The National Centre of Excellence for Workplace Learning at SIT (NACE@SIT) was established in partnership with SkillsFuture Singapore in April. It works with academic staff and the industry to develop training programmes for organisations, he says.


Prof Tan Thiam Soon (second from right) at the launch of NACE@SIT with (from left) Dr Ow Chee Chung, Chief Executive, Kwong Wai Shiu Hospital; Mr Patrick Lee Kwok Kie, Chairman, Board of Directors, Kwong Wai Shiu Hospital; Mr Lawrence Wong, Minister for Education and Second Minister for Finance; and Mr Ong Tze-Ch’in, Chief Executive, SkillsFuture Singapore.

The Centre will partner with ‘Queen Bees’ – appointed lead firms of sectors – to transform workplace training of those sectors. It has partnered Kwong Wai Shiu Hospital to train enterprises in the community care sector.

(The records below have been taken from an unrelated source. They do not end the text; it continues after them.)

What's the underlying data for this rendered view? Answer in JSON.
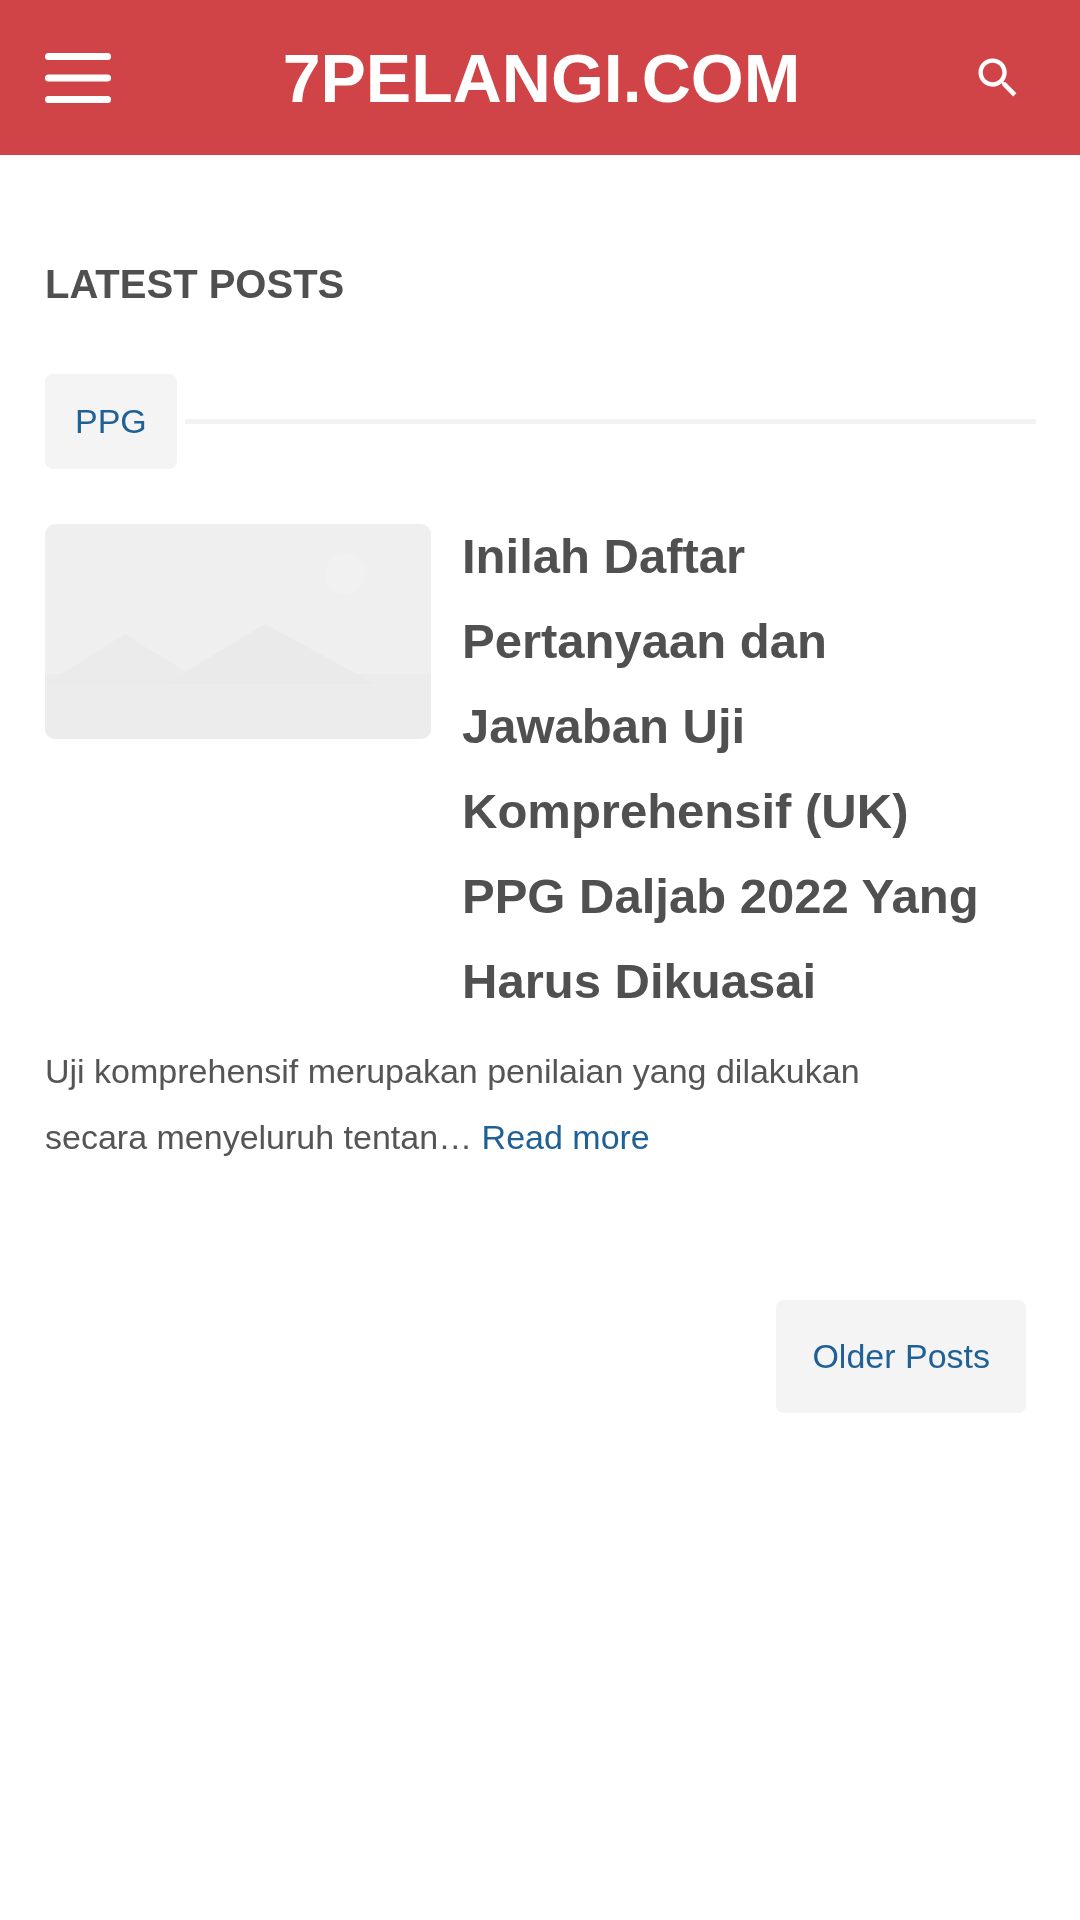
{
  "header": {
    "site_title": "7PELANGI.COM"
  },
  "section_title": "LATEST POSTS",
  "posts": [
    {
      "label": "PPG",
      "title": "Inilah Daftar Pertanyaan dan Jawaban Uji Komprehensif (UK) PPG Daljab 2022 Yang Harus Dikuasai",
      "excerpt": "Uji komprehensif merupakan penilaian yang dilakukan secara menyeluruh tentan…",
      "read_more": "Read more"
    }
  ],
  "pagination": {
    "older": "Older Posts"
  }
}
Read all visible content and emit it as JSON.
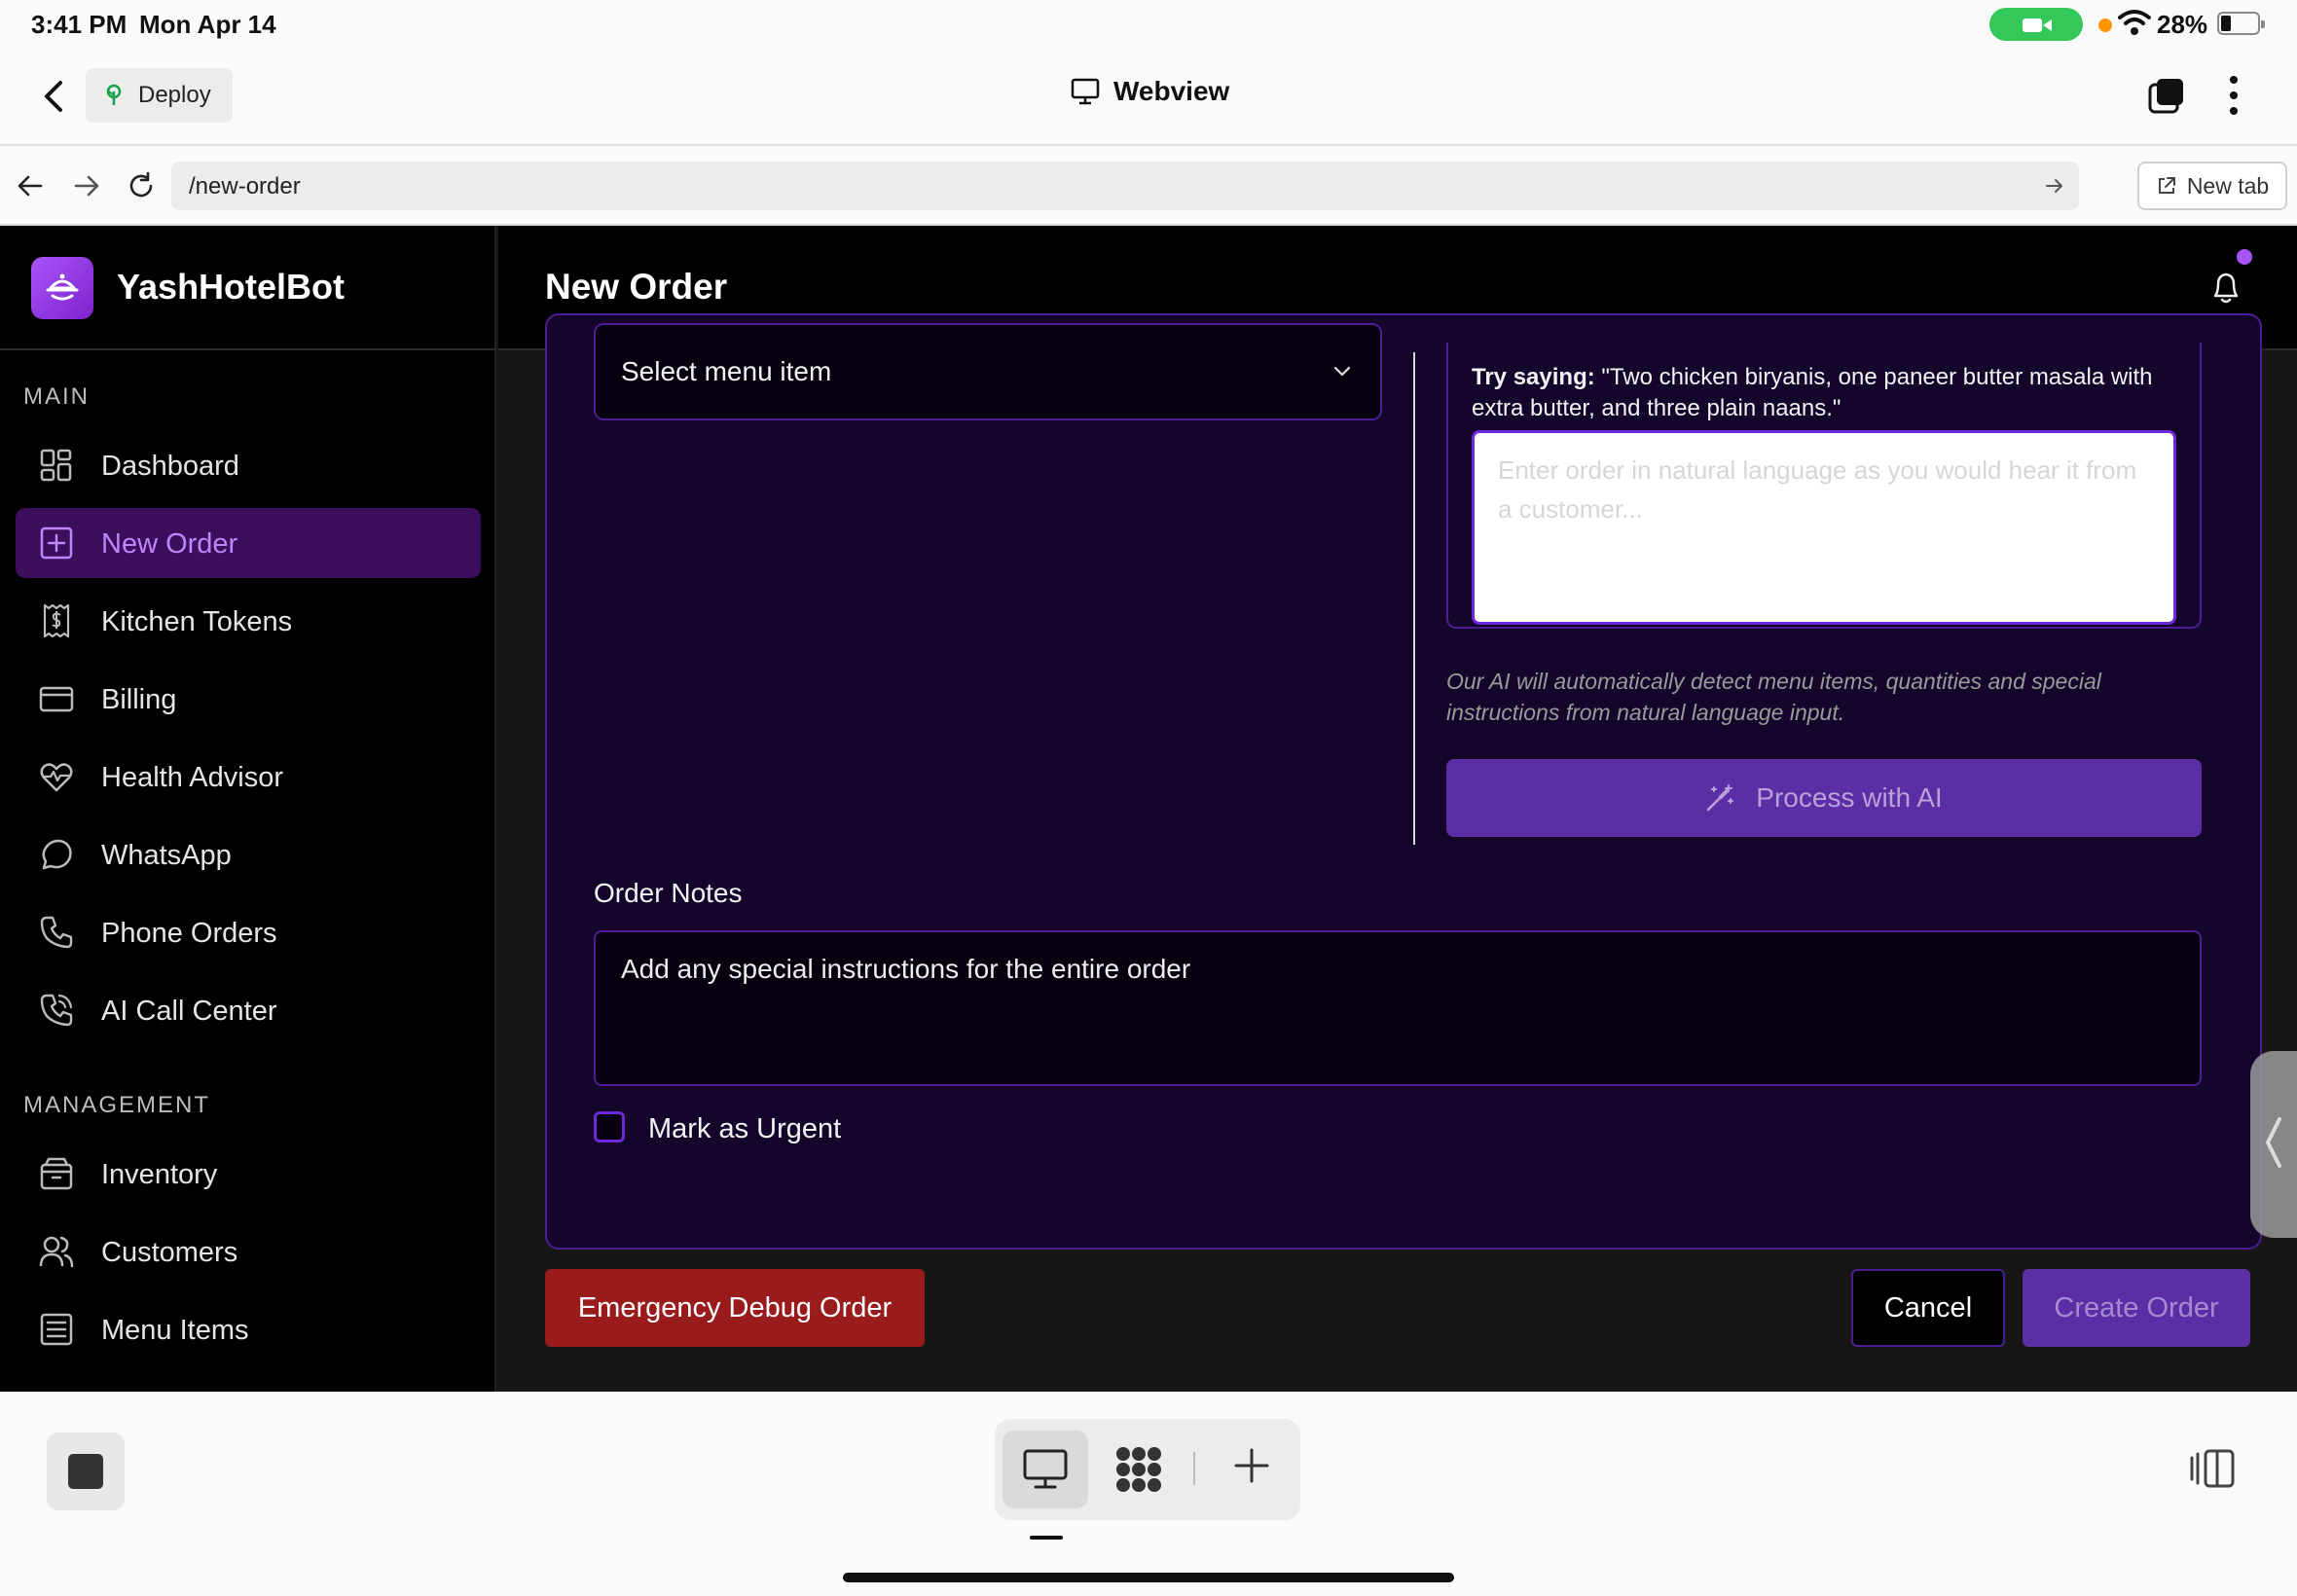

SIT is tasked to support the hospital in identifying skills gaps within the sector and creating the relevant training programmes. The hospital can then carry out workshops with the sector on digitalisation or change management, for instance.

Such “close academia-industry collaborations” allow both parties to come up with solutions that tackle business challenges, Prof Tan says. SIT is “well placed to collaborate with the industry to ensure workers stay relevant amidst the fast-changing business landscape and disruptions.”

At the heart of workplace learning is empowering employees to build a sustainable culture of continuous learning, and encouraging workplace process improvements. SIT has worked with organisations to co-create organisational solutions – such as the National Heart Centre Singapore (NHCS), to reduce the waiting time at its specialist outpatient clinic.

Following the training held with SIT, a flow manager was appointed to give the team at NHCS an overview of the flow of patients and where the bottlenecks were. Doctors’ appointment templates were eventually redesigned, leading to a reduction in waiting times.

Continued learning for employees

SIT’s lifelong learning division, SITLEARN Professional Development, offers continuing education and training courses for specific sectors, Prof Tan says. Some include data analytics, cybersecurity, and hospitality. Employees can learn new skills through these courses and apply it in their workplace.

SIT’s Work-Study Degree Programmes, on the other hand, allow students to alternate between work and study. This way, students can apply knowledge acquired in the classroom to the workplace, and also gain technical, hands-on skills.

Employees already in the workforce are also welcome to participate in the SkillsFuture Work-Study Degrees. They can choose to alternate between working and studying within a week, or alternate between semesters.

Lifelong learning is a non-negotiable in today’s fast-paced world. SIT’s strong commitment to support workplaces and train employees will propel Singapore forward to a strong, resilient economic future.